Also known as ‘needle lace’, this beautiful lace requires no pillow, bobbins or pins. The technique is thought to have developed from drawn thread work in which buttonhole stitches edge an area of fabric from which warp and/or weft threads are removed. Open areas are then filled with needle-woven designs.


The open corner is filled with a ‘spider’ woven on the embroidery thread base. From Thérèse de Dillmont’s Encyclopedia of Needlework.

The earliest examples of needlepoint lace come from 16th century Venice. Known as Reticella or Punto in Aria – ‘stitches in air’ because it no longer required a fabric – the needle-woven lace now filled shapes defined by threads couched to a parchment base.

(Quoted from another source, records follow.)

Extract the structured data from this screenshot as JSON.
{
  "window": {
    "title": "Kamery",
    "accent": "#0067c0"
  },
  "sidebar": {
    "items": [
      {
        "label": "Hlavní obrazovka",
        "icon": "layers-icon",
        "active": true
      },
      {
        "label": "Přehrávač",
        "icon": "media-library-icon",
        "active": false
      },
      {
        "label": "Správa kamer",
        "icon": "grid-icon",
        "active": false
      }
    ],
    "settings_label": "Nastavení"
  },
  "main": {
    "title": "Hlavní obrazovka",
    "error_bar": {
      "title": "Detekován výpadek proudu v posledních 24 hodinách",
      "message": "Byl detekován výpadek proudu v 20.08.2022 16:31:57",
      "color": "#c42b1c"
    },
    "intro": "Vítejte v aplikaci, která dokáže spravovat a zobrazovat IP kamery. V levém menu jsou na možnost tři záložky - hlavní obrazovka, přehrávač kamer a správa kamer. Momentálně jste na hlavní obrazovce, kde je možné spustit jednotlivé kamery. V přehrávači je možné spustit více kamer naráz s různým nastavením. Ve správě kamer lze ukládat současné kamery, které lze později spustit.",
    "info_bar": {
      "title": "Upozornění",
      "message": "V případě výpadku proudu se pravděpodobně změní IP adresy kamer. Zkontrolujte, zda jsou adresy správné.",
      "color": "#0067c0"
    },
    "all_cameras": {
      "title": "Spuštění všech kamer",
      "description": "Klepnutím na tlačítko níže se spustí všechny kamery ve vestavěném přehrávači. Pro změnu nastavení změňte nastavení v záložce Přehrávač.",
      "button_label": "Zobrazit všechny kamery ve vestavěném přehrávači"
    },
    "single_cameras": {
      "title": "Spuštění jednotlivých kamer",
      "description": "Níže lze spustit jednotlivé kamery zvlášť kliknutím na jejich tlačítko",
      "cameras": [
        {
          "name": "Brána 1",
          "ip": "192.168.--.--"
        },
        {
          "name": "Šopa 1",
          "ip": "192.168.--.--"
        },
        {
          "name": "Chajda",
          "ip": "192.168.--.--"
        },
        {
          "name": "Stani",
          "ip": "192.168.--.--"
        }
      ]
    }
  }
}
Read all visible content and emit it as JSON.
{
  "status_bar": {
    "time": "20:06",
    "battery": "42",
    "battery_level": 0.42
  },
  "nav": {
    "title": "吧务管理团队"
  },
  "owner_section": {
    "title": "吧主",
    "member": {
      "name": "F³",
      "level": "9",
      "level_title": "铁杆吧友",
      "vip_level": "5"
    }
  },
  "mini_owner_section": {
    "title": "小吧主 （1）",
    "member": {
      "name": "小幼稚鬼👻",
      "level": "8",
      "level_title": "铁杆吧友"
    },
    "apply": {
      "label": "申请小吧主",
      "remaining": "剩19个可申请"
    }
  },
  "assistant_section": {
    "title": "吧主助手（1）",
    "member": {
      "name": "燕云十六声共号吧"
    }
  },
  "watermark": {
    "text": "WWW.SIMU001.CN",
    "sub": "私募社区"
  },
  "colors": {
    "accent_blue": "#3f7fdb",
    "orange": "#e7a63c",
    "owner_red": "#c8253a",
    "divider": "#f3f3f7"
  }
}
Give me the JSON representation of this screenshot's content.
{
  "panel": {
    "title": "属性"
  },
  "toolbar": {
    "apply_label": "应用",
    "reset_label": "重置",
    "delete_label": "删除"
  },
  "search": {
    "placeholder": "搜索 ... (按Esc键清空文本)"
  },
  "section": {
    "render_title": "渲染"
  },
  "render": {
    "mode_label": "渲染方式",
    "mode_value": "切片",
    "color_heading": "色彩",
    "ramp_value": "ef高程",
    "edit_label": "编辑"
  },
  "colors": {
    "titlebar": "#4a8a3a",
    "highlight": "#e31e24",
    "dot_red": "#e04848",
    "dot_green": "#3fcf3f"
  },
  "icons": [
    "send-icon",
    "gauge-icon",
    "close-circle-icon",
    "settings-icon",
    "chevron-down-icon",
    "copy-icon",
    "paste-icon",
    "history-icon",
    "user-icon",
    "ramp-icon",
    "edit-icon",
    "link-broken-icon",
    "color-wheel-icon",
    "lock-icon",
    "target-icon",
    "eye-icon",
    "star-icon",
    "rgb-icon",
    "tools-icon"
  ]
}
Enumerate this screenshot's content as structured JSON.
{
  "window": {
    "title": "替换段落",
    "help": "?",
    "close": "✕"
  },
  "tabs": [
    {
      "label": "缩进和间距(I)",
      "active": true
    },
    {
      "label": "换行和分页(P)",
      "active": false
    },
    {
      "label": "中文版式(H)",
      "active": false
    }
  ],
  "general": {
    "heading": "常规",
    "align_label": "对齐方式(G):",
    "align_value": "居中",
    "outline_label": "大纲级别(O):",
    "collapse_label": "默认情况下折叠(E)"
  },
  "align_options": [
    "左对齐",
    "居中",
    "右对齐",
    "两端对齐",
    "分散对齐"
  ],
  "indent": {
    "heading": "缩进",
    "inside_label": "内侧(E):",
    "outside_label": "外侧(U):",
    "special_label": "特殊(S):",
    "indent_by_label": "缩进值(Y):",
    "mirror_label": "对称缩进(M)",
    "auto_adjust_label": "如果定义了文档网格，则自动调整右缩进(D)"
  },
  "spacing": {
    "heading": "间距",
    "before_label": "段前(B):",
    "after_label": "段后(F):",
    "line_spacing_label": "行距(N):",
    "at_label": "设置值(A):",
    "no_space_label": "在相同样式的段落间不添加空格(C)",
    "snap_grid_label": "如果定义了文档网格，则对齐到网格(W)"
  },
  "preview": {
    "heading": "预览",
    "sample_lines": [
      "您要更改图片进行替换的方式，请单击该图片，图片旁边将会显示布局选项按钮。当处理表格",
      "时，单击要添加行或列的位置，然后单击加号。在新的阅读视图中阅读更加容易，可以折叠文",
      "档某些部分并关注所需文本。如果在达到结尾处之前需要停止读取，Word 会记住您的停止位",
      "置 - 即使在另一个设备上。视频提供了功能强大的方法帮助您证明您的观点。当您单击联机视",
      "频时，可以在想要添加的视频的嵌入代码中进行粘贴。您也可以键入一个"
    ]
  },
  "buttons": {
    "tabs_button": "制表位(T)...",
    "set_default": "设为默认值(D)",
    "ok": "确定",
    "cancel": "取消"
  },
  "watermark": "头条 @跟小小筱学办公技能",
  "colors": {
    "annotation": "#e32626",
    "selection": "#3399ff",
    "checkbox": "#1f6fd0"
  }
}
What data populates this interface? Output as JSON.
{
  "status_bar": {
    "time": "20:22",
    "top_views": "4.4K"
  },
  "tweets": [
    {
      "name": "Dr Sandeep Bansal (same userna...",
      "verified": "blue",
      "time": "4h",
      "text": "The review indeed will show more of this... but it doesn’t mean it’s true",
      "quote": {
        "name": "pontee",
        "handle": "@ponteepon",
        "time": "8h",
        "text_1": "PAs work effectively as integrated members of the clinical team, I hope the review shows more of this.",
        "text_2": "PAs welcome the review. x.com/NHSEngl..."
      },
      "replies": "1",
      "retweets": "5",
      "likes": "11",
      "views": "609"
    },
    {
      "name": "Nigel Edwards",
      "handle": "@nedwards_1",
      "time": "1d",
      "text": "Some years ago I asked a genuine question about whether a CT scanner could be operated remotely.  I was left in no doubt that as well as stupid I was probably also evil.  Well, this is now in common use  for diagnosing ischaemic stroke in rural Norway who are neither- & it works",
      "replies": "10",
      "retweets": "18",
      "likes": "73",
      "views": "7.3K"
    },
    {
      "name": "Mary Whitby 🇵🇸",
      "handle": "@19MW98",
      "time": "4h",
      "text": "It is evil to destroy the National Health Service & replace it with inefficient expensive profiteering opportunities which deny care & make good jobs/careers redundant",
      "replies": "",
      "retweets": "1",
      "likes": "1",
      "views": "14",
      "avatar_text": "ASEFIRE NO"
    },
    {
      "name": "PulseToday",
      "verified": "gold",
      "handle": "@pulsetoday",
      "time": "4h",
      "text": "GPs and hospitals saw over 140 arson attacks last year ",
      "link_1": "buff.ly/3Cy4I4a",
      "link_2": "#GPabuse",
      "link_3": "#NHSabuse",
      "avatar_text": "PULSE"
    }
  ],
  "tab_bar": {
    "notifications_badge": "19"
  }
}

Pattern for reticella lace c. 1587.

Freed from the constraints of even-weave fabric, needlepoint lace became increasingly elaborate as knowledge of the technique spread. Point de Venise, Point d’Alençon, Point de France, Kenmare Lace, Brussels Point de Gaze – all these fabulous laces use the fundamental techniques you’ll learn in this class.

Download the registration form here! H2HRegistrationFINAL